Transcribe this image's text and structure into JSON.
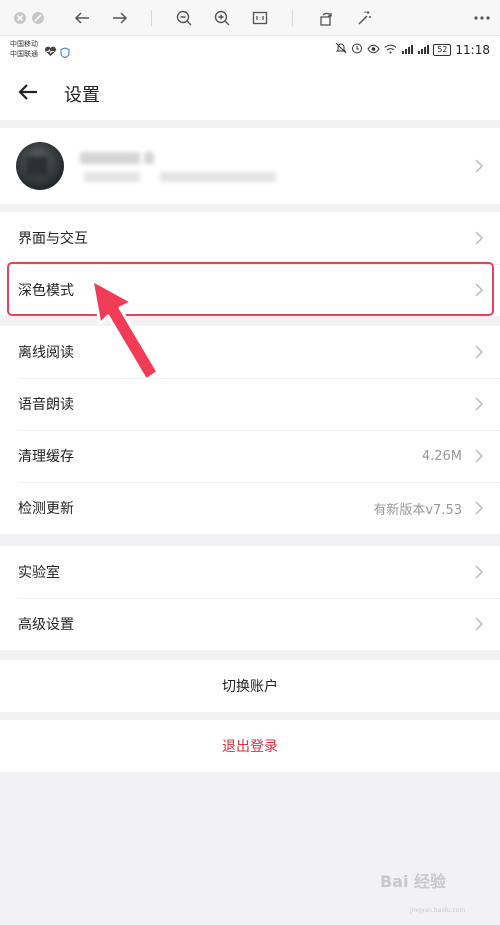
{
  "status": {
    "carrier1": "中国移动",
    "carrier2": "中国联通",
    "battery": "52",
    "time": "11:18"
  },
  "header": {
    "title": "设置"
  },
  "groups": {
    "a": [
      {
        "label": "界面与交互",
        "value": ""
      },
      {
        "label": "深色模式",
        "value": ""
      }
    ],
    "b": [
      {
        "label": "离线阅读",
        "value": ""
      },
      {
        "label": "语音朗读",
        "value": ""
      },
      {
        "label": "清理缓存",
        "value": "4.26M"
      },
      {
        "label": "检测更新",
        "value": "有新版本v7.53"
      }
    ],
    "c": [
      {
        "label": "实验室",
        "value": ""
      },
      {
        "label": "高级设置",
        "value": ""
      }
    ]
  },
  "buttons": {
    "switch_account": "切换账户",
    "logout": "退出登录"
  },
  "colors": {
    "accent_red": "#e8415c",
    "logout_red": "#d9333f",
    "chevron": "#bbbbbb"
  },
  "watermark": {
    "text": "Bai 经验",
    "sub": "jingyan.baidu.com"
  }
}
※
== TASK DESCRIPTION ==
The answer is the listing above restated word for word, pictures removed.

== ANSWER FOR THIS EXERCISE ==
Transcribe this image's text and structure into JSON.
{
  "status": {
    "carrier1": "中国移动",
    "carrier2": "中国联通",
    "battery": "52",
    "time": "11:18"
  },
  "header": {
    "title": "设置"
  },
  "groups": {
    "a": [
      {
        "label": "界面与交互",
        "value": ""
      },
      {
        "label": "深色模式",
        "value": ""
      }
    ],
    "b": [
      {
        "label": "离线阅读",
        "value": ""
      },
      {
        "label": "语音朗读",
        "value": ""
      },
      {
        "label": "清理缓存",
        "value": "4.26M"
      },
      {
        "label": "检测更新",
        "value": "有新版本v7.53"
      }
    ],
    "c": [
      {
        "label": "实验室",
        "value": ""
      },
      {
        "label": "高级设置",
        "value": ""
      }
    ]
  },
  "buttons": {
    "switch_account": "切换账户",
    "logout": "退出登录"
  },
  "colors": {
    "accent_red": "#e8415c",
    "logout_red": "#d9333f",
    "chevron": "#bbbbbb"
  },
  "watermark": {
    "text": "Bai 经验",
    "sub": "jingyan.baidu.com"
  }
}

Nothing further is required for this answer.